ST. PETERSBURG — Nurturers of ASAP Homeless Services for a quarter-century were part of a small, passionate group that peppered the ailing agency's leaders Thursday with angry questions.
Why was longtime executive director Karen Bolden fired? Why weren't they told that the agency was facing a crisis? Why hadn't the board supported recent fundraising efforts? Would ASAP survive?
The questions came days after the agency, which has fed and provided shelter for the homeless and poor since 1986, temporarily closed its drop-in center and dismissed its small staff.
Board chairman Shaun C. Robinson conceded the organization is "experiencing difficult financial times,'' but vowed to keep it open with the help of board members and volunteers. The drop-in center, where homeless men and women receive their mail, take a hot morning shower and eat breakfast, would reopen on Monday, he said. The board, he added, was doing "everything in our power" to keep ASAP around.
Even as he said so, a few of the agency's money woes were revealed.
A representative of the owner of the building where the meeting was being held stood up and asked ASAP to vacate the property by Nov. 29. The agency hasn't paid rent in seven months and is $21,000 in arrears, she said.
A fraternal group that has provided an early Thanksgiving dinner and Christmas gifts for ASAP clients for the past seven years demanded its $800 check back. When the board suddenly closed the drop-in center last week, a planned holiday dinner had to be hurriedly moved to another location, members of the Foresters said.
Through it all, Robinson, ASAP's fourth chairman in 10 months, remained calm. He spoke of "preserving the integrity'' of the organization and said last week's downsizing was necessary to "enable us to operate under the budget we now have.'' Robinson also held out the possibility that the three laid-off employees might be reinstated if the organization becomes "cash-flow positive" and said that the drop-in center at 423 11th Ave. S is going through "a brief period of upgrades.''
The dozen or so people gathered Thursday were skeptical. Some questioned whether ASAP could function with only volunteers and board members.
"You gave us a bunch of words,'' said Robin Sterling, a longtime fundraiser and volunteer.
"Telling me the board is going to step up is frightening to me. This organization is Karen."
Rosa Matos, who represented the owner of the property at 1055 Fourth St. S, which houses ASAP's program to help the homeless become self-sufficient, also praised the former executive director.
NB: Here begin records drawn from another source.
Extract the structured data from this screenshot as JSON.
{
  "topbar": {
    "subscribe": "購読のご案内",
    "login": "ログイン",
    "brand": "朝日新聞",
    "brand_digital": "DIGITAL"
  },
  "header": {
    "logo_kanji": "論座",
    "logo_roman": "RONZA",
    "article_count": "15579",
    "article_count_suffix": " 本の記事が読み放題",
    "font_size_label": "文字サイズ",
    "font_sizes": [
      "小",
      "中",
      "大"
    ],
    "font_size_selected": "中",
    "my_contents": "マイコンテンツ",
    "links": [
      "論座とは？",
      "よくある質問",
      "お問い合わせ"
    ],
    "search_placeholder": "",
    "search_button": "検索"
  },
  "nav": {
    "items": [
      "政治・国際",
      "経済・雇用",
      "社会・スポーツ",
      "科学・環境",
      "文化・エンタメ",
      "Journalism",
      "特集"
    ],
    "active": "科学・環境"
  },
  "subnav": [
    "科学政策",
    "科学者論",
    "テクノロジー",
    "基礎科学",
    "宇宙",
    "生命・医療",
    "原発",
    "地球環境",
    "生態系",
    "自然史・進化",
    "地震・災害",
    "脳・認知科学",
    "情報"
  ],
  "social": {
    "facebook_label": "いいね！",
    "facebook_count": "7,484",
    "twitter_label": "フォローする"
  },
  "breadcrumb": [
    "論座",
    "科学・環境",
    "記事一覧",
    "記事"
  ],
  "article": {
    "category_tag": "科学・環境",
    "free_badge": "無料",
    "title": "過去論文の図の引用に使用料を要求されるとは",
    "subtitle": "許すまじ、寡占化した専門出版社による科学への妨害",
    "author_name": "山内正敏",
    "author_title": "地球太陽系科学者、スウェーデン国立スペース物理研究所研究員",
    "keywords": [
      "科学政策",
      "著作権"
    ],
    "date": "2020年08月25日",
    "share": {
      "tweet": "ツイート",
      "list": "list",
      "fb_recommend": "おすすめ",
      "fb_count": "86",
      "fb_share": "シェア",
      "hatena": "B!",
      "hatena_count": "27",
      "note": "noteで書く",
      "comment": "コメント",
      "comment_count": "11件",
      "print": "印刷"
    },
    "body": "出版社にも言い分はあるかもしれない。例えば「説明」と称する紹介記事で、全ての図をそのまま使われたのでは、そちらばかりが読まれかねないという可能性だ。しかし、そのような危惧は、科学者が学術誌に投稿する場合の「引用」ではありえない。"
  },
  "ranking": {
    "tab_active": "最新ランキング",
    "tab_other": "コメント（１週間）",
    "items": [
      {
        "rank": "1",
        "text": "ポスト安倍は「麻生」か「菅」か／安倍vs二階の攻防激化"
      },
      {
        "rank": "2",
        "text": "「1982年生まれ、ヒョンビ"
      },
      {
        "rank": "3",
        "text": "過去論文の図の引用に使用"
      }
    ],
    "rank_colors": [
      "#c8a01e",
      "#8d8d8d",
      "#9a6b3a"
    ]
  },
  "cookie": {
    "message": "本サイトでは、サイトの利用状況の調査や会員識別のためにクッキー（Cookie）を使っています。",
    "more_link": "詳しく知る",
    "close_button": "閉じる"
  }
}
She borrowed money from friends and family and even used her income tax refund to try to pay the rent, Matos said.
John Stewart, who serves on ASAP's advisory board with his wife, Sheila, spoke of their dissatisfaction that Robinson and other leaders had not shared the agency's problems with the community.
"I want you to know that you have over a century of collective memory in this room and you had not talked to any of us who have helped this organization through worse times than this," he said.
"If this is your business plan, this doesn't bode well for ASAP."
Winnie Foster, a veteran civil rights leader and early ASAP volunteer, also was not impressed with Robinson's plans.
"I'm challenging you to change my mind about this," she said and suggested that he set up a task force from those in the room to help solve the organization's problems.
Robinson defended the board.
"There were times when the board came together to make the payroll,'' he said, adding that board members will give up their personal lives to spend time at ASAP on Thanksgiving Day.
Nylma Card, board secretary, emphasized at Thursday's meeting that the agency is still serving homeless families in its shelters. By Friday, she said, the women's and children's center would be full.
Waveney Ann Moore can be reached at email@example.com or (727) 892-2283.